...large white rump...
...long wings, long tail and narrow flank streaking
A large bird compared to the other Redpoll species
A relatively small red patch on the forehead is characteristic... are the long white 'trousers'

Monday 23 October 2017

Shetland day 8: Buffy & The Damp Pie Slayer

While we were on Unst on 4th October, news had broken of an American Buff-bellied Pipit back at Grutness on the Mainland. On the morning of the 5th, after a mooch around Hoswick, we headed there for probably the closest and most extended views of any of the rare birds seen during our nine day stay. All the while Shetland entertained us with its unfamiliar place names, and we amused ourselves with word play around them when the birding was quiet. We checked out gardens at Gardins, got Parrot Crossbills at Gott, an Otter at Gutcher and nothing at Noness.
Here's Buffy: the American Buff-bellied Pipit at Grutness...
...and here's the Damp Pie Slayer: Howard at Gott. If the marketing folks at Swarovski Optic, or indeed the Scalloway Meat Company, would like to feature this guy modelling their wares, please contact me to discuss my commission.
The Pipit was sheltering from the strong winds in the lee of a low wall against which we were leaning
'Dark legs my arse' said a gruff voice beside me. It was Bob, passing a caustic comment on the Collins Guide description of Buff-bellied Pipit in winter plumage
We enjoyed amazing views down to about six feet
The settlement of Gord, of which there were two, provided particularly good value: every time we approached we had found Gord; every time we left we had forsaken Gord. When we stumbled across the second one we concluded that Gord moved in mysterious ways, and wondered how we would break the news to the devout that there was more than one true Gord. The pun-making threatened to get out of hand at times, and the less said about the anagram competition based on the 'Cunningsburgh Rustic Bunting', the better (we failed to see that bird on three occasions).
For those who like that sort of thing, the next few photos highlight some identification features as per Van Duivendijk: grey-brown upperparts with only faint streaking...
...complete pale eye-ring, pale lore and distinct supercilium
Centre of tertials and tail-feathers very dark and contrasting with rest of upperparts
Slender, Meadow Pipit-like bill

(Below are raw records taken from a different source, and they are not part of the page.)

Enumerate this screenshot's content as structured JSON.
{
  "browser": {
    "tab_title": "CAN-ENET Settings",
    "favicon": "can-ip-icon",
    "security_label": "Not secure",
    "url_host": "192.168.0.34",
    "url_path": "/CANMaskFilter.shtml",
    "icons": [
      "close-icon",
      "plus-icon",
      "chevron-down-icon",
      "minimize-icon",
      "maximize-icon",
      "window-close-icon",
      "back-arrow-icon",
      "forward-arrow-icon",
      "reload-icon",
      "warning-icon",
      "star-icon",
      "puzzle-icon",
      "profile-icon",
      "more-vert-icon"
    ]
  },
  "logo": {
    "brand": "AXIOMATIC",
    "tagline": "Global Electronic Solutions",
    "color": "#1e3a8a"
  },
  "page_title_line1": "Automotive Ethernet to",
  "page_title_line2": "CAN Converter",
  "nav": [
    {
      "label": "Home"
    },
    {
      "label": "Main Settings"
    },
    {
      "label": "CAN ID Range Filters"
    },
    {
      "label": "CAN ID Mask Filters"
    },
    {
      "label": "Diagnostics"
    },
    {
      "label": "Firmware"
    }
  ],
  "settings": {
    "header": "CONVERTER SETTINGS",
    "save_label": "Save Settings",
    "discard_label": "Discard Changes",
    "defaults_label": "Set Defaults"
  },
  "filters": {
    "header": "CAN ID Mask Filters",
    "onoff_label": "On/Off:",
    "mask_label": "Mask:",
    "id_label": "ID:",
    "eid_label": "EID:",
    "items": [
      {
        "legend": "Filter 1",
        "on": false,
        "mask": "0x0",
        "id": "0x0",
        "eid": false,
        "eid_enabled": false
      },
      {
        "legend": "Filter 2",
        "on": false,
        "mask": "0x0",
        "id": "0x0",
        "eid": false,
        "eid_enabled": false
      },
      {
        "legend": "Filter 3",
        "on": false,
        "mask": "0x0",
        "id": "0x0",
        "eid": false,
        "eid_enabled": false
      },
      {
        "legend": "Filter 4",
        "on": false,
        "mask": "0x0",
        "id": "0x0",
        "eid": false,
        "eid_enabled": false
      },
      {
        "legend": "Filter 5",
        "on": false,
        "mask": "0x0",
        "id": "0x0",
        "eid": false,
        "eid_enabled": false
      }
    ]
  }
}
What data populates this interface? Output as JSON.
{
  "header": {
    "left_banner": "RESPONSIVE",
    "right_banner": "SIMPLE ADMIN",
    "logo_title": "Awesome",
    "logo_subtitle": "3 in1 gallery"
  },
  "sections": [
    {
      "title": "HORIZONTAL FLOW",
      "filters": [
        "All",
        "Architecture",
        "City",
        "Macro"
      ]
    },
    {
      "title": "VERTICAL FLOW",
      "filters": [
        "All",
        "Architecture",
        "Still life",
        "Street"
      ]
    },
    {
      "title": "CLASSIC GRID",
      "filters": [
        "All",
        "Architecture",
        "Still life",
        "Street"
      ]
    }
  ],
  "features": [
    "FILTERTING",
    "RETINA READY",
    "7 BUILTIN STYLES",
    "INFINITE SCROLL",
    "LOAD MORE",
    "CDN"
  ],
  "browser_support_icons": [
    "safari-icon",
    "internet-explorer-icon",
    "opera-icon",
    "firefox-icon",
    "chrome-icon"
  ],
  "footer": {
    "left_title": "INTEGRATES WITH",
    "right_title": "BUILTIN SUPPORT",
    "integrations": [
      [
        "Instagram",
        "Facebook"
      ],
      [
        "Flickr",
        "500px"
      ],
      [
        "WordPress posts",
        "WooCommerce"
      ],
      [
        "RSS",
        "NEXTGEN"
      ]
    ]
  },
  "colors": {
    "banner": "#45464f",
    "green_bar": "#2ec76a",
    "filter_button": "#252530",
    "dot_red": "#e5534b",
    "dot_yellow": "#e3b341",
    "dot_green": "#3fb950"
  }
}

Breast well-marked with short, well-defined streaks
At a more culturally sensitive level, evocative names like Veensgarth and Halligarth were a reminder of Shetland's Old Norse heritage, while from more recent history, other road signs conjured up images of famous rarities which had graced the islands: the Levenwick Siberian Rubythroat, the Baltasound Cape May Warbler and of course the Uyaesound Siberian Thrush, co-found by my travelling companions the previous year.

One of the best birds seen in our nine day stay on Shetland

Snow Bunting at Sumburgh Head

Like the Pipit, the Bunting was being buffeted by strong winds

Snow Bunting against the dry stone walls of Sumburgh Head
After a couple of sessions watching the Buff-bellied Pipit at point blank range, we headed up to Sumburgh Head again where a Snow Bunting had been reported. A gale was seriously ruffling the feathers of this skittish bird, but we managed to photograph it from the car window. After a scan of the waders at Pool of Virkie, we ended another rewarding day with a trio of Slavonian Grebes at Boddam, home of the Pink Panther (Boddam. Boddam. Boddam, Boddam, Boddam, Boddam, Bodd-aaaaaaam-diddle-diddle-dam...).
Curlew at Sumburgh Head
Shag at Grutness
Slavonian Grebe - one of three at Boddam
The famous Sumburgh Head lighthouse